How random is TMN's random timing mechanism. Isn't it likely that a search engine (using the massive amount of user data they've already collected) could distinguish 'any' random mechanism from real user search behavior?With sufficient time and resources, search companies could likely detect a majority of TMN searches with some certainty. We are continuously improving TMNs timing mechanism to mimic, more closely, real usage patterns. New releases of TMN (> v05) contain a 'burst' mechanism which schedules TMN queries primarily when users are actually searching, thus avoiding 'patterns' in TMN's randomness.
How is this different than a (Distributed) Denial of Service attack or spamware?In providing a way for individual users to assert their privacy rights in web-search, we believe TMN is a legitimate use of network and computing resources.
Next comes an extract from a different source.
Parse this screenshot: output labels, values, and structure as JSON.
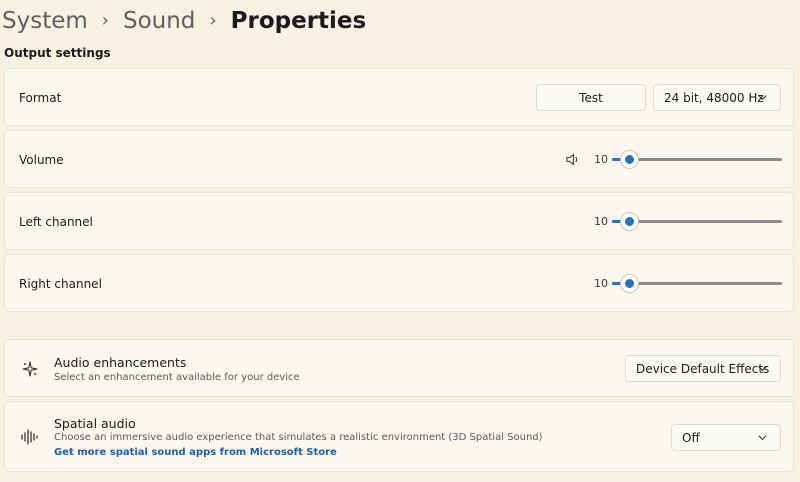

Although we understand that critics may use such rhetoric to cast doubt on our efforts and intentions, we are confident that by all common understandings, TMN is neither DOSware nor spamware. Here are definitions from Wikipedia.
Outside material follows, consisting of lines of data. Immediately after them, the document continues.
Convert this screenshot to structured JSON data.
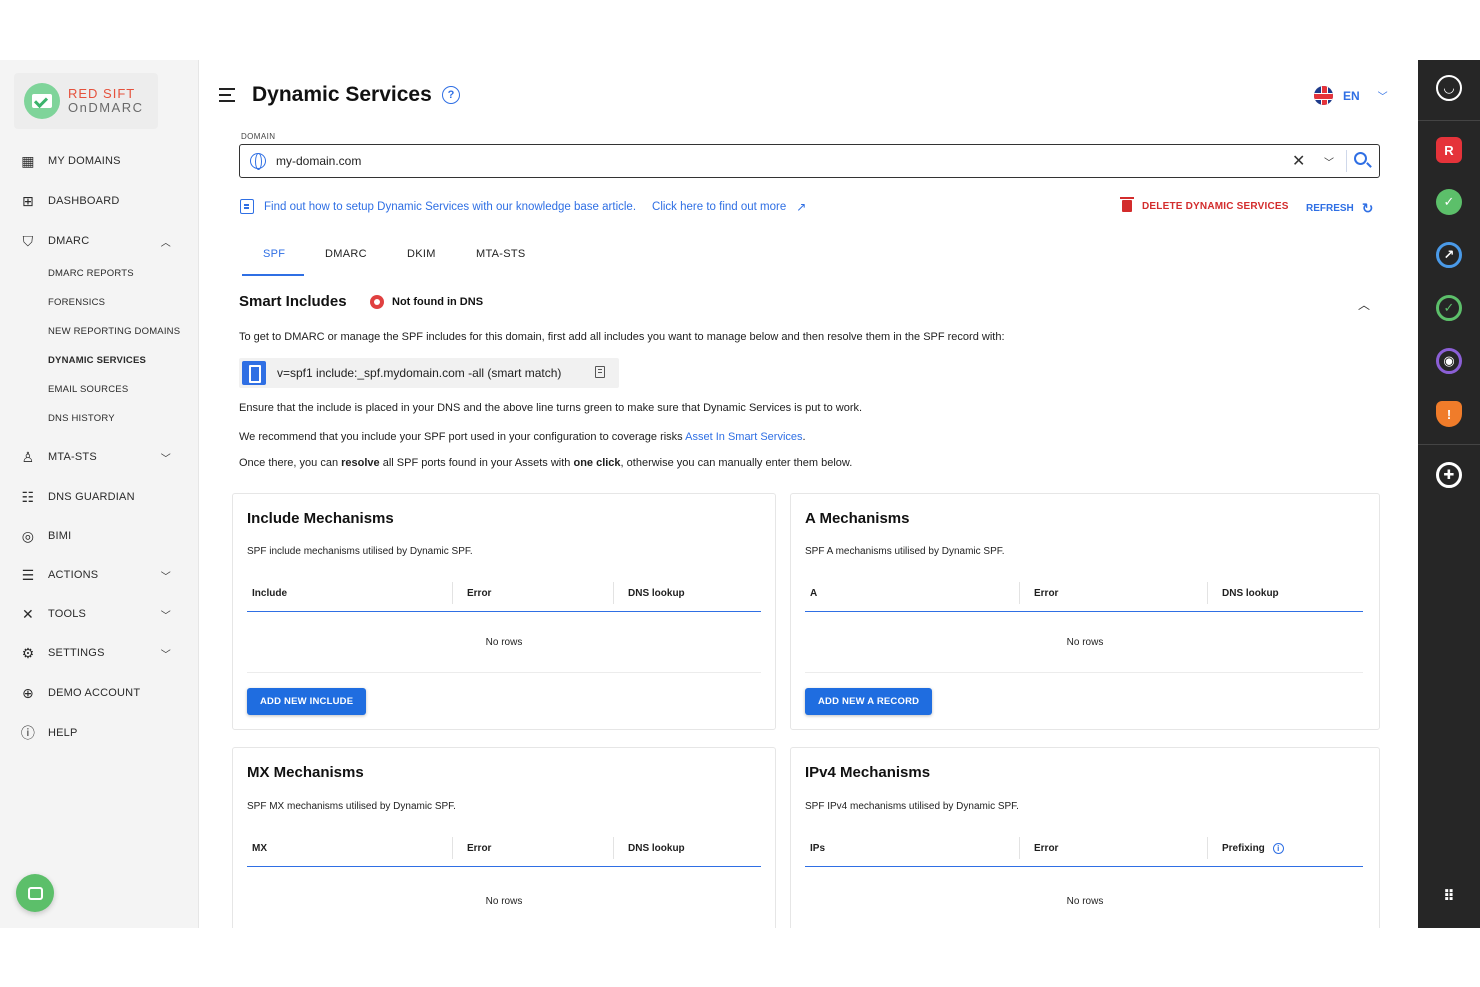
{
  "logo": {
    "line1": "RED SIFT",
    "line2": "OnDMARC"
  },
  "sidebar": {
    "items": [
      {
        "label": "MY DOMAINS",
        "icon": "building-icon"
      },
      {
        "label": "DASHBOARD",
        "icon": "grid-icon"
      },
      {
        "label": "DMARC",
        "icon": "shield-icon",
        "expanded": true
      },
      {
        "label": "MTA-STS",
        "icon": "lock-icon"
      },
      {
        "label": "DNS GUARDIAN",
        "icon": "dns-guardian-icon"
      },
      {
        "label": "BIMI",
        "icon": "bimi-icon"
      },
      {
        "label": "ACTIONS",
        "icon": "actions-icon"
      },
      {
        "label": "TOOLS",
        "icon": "tools-icon"
      },
      {
        "label": "SETTINGS",
        "icon": "settings-icon"
      },
      {
        "label": "DEMO ACCOUNT",
        "icon": "demo-account-icon"
      },
      {
        "label": "HELP",
        "icon": "help-icon"
      }
    ],
    "dmarc_sub": [
      "DMARC REPORTS",
      "FORENSICS",
      "NEW REPORTING DOMAINS",
      "DYNAMIC SERVICES",
      "EMAIL SOURCES",
      "DNS HISTORY"
    ],
    "active_sub": "DYNAMIC SERVICES"
  },
  "header": {
    "title": "Dynamic Services",
    "lang": "EN"
  },
  "domain": {
    "label": "DOMAIN",
    "value": "my-domain.com"
  },
  "info": {
    "kb_text": "Find out how to setup Dynamic Services with our knowledge base article.",
    "more_text": "Click here to find out more",
    "delete_label": "DELETE DYNAMIC SERVICES",
    "refresh_label": "REFRESH"
  },
  "tabs": [
    "SPF",
    "DMARC",
    "DKIM",
    "MTA-STS"
  ],
  "smart": {
    "title": "Smart Includes",
    "status": "Not found in DNS",
    "intro": "To get to DMARC or manage the SPF includes for this domain, first add all includes you want to manage below and then resolve them in the SPF record with:",
    "record": "v=spf1 include:_spf.mydomain.com -all (smart match)",
    "ensure": "Ensure that the include is placed in your DNS and the above line turns green to make sure that Dynamic Services is put to work.",
    "recommend_pre": "We recommend that you include your SPF port used in your configuration to coverage risks ",
    "recommend_link": "Asset In Smart Services",
    "recommend_post": ".",
    "once_1": "Once there, you can ",
    "once_b1": "resolve",
    "once_2": " all SPF ports found in your Assets with ",
    "once_b2": "one click",
    "once_3": ", otherwise you can manually enter them below."
  },
  "cards": {
    "include": {
      "title": "Include Mechanisms",
      "desc": "SPF include mechanisms utilised by Dynamic SPF.",
      "cols": [
        "Include",
        "Error",
        "DNS lookup"
      ],
      "empty": "No rows",
      "button": "ADD NEW INCLUDE"
    },
    "a": {
      "title": "A Mechanisms",
      "desc": "SPF A mechanisms utilised by Dynamic SPF.",
      "cols": [
        "A",
        "Error",
        "DNS lookup"
      ],
      "empty": "No rows",
      "button": "ADD NEW A RECORD"
    },
    "mx": {
      "title": "MX Mechanisms",
      "desc": "SPF MX mechanisms utilised by Dynamic SPF.",
      "cols": [
        "MX",
        "Error",
        "DNS lookup"
      ],
      "empty": "No rows"
    },
    "ipv4": {
      "title": "IPv4 Mechanisms",
      "desc": "SPF IPv4 mechanisms utilised by Dynamic SPF.",
      "cols": [
        "IPs",
        "Error",
        "Prefixing"
      ],
      "empty": "No rows"
    }
  },
  "rail": [
    "account-icon",
    "redsift-icon",
    "ondmarc-icon",
    "brand-trust-icon",
    "certificates-icon",
    "asm-icon",
    "shield-orange-icon",
    "support-icon",
    "apps-grid-icon"
  ],
  "colors": {
    "accent": "#2f6fe4",
    "danger": "#d32c2c",
    "rail": "#262626"
  }
}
"a denial-of-service attack (DoS attack) is an attempt to make a computer resource unavailable to its intended users. Typically the targets are high-profile web servers, and the attack attempts to make the hosted web pages unavailable on the Internet." (Wikipedia, March 29 2007)
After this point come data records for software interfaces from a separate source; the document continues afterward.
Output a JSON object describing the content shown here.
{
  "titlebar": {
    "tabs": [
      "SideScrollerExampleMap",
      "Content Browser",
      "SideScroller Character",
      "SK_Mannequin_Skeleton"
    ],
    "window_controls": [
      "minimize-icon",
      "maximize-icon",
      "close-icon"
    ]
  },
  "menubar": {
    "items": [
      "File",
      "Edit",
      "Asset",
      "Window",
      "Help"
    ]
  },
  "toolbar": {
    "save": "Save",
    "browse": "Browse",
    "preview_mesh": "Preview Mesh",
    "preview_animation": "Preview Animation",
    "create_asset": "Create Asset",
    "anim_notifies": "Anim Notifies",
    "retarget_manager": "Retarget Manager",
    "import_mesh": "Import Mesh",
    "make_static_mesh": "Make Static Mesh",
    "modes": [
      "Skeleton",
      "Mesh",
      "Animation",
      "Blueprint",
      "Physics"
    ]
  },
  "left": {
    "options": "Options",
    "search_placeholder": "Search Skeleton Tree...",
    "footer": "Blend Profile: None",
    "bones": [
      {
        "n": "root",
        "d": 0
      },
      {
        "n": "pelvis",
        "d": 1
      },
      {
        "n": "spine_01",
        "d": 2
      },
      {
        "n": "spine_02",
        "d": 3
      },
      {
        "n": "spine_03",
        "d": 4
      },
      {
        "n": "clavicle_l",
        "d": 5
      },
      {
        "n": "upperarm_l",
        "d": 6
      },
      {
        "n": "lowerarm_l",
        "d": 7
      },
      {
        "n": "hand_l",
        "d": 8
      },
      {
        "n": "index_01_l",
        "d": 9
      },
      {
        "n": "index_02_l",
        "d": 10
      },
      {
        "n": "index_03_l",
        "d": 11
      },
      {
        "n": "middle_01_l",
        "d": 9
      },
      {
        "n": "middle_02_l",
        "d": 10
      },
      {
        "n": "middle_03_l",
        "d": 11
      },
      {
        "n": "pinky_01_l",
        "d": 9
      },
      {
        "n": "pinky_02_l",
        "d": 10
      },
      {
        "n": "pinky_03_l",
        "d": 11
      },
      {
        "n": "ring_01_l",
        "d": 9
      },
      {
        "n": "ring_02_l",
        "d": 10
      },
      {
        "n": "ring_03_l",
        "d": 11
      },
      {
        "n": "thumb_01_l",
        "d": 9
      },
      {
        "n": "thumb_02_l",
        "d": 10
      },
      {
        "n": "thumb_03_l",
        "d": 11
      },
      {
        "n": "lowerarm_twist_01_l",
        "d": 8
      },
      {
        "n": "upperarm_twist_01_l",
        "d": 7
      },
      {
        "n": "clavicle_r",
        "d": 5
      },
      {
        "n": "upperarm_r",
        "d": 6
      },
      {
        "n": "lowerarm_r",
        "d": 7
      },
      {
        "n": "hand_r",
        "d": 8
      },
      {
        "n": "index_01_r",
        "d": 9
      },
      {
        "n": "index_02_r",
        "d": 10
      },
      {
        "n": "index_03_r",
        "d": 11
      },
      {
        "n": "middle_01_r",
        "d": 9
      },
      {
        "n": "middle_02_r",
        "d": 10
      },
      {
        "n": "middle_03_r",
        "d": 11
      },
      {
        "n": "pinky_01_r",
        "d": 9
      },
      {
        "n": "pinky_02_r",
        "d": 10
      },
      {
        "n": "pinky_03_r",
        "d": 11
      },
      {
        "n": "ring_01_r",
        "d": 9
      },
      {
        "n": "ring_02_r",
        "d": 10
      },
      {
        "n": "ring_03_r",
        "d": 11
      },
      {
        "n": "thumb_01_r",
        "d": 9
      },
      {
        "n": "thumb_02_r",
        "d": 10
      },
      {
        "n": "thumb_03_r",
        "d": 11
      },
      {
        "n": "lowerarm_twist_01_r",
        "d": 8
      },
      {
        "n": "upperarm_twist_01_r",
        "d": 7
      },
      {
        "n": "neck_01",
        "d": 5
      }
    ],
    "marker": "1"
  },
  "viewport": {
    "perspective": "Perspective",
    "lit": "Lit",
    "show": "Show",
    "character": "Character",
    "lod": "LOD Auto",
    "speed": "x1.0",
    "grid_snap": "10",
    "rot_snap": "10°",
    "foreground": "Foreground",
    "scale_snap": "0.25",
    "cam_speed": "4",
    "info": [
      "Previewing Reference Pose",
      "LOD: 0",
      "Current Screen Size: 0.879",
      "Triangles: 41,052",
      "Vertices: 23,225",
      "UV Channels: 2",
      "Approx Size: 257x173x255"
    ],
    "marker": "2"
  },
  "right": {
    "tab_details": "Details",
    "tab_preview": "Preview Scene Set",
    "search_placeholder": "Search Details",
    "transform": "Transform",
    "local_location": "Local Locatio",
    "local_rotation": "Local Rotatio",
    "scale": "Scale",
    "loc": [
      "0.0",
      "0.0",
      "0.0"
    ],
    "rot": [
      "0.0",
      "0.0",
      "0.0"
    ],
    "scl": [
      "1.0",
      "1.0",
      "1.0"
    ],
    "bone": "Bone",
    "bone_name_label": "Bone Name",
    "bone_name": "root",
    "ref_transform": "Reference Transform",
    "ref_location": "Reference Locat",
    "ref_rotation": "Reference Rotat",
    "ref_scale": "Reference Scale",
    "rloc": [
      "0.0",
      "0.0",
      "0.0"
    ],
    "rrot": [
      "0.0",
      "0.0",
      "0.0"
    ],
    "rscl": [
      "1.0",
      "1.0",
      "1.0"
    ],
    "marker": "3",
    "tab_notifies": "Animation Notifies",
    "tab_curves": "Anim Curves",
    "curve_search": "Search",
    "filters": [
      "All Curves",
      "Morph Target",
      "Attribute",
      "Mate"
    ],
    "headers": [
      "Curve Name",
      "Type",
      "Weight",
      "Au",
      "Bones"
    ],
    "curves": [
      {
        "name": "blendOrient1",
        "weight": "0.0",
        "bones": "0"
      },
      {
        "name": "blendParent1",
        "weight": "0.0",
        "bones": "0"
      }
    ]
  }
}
"Spamming is the abuse of electronic messaging systems to send unsolicited bulk messages, which are generally undesired." (Wikipedia, March 29 2007)
"Spamdexing is any of various methods to manipulate the relevancy or prominence of resources indexed by a search engine, usually in a manner inconsistent with the purpose of the indexing system." (Wikipedia, March 29 2007)
Does the selective click-through feature contribute to advertising "click-fraud"?The selective click-through system is designed to minimize the probability of clicking on revenue-generating ads. Search engines currently format ad-related links in a relatively consistent manner and TMN's current ad-avoiding techniques appear to be adequate for the time being.
How have the search engine companies responded to this project?They haven't.
I read Bruce Schneier's review that said TrackMeNot doesn't work; is he right?No. First, his comments targetted the initial alpha release of TMN which is significantly different from the current version. Second, he misconstrues the goals of TMN.
I would love to use TrackMeNot; why doesn't it work with browsers other than Firefox?Our resources are limited but we would be happy to collaborate with others who would like to develop TMN for other browsers.
I would love to use TrackMeNot in my language; is it supported?We have been working extensively to make TMN easily translatable into more languages. There are currently versions in Danish, German, French, Croatian, Dutch, Portuguese and Chinese. We would be happy to collaborate with anyone wishing to extend TMN to their language!
There are several projects that claim to protect privacy in web search (e.g., Tor, Anonymizer, etc.) Which is most effective? Should I use TMN instead of these others?The use of TMN does not preclude the use of any of these other technologies and the highest degree of protection will likely be obtained with some combination of approaches; i.e., Tor, TMN and manual cookie-management.
Google sends me to a 'sorry' page and tells me that it suspects my machine of being infected with spyware or a virus, and even prompts me for a captcha when I try to search. Did the search engine detect TrackMeNot?This is not a response to TMN in particular. However, some search engines have begun to block (and/or request CAPTCHAs) from IP addresses that issue a high number of queries. If you experience this behavior, we recommend that you configure TrackMeNot with a lower query rate (10 queries per hour appears to work well) and enable 'burst-mode.' This not only alleviates the strain on search engines that TMN might be causing, and allows you to avoid the CAPTCHAs, but also better mimics real human activity.
Can you explain each of TMN's features?
Can you explain the various options that TMN supports?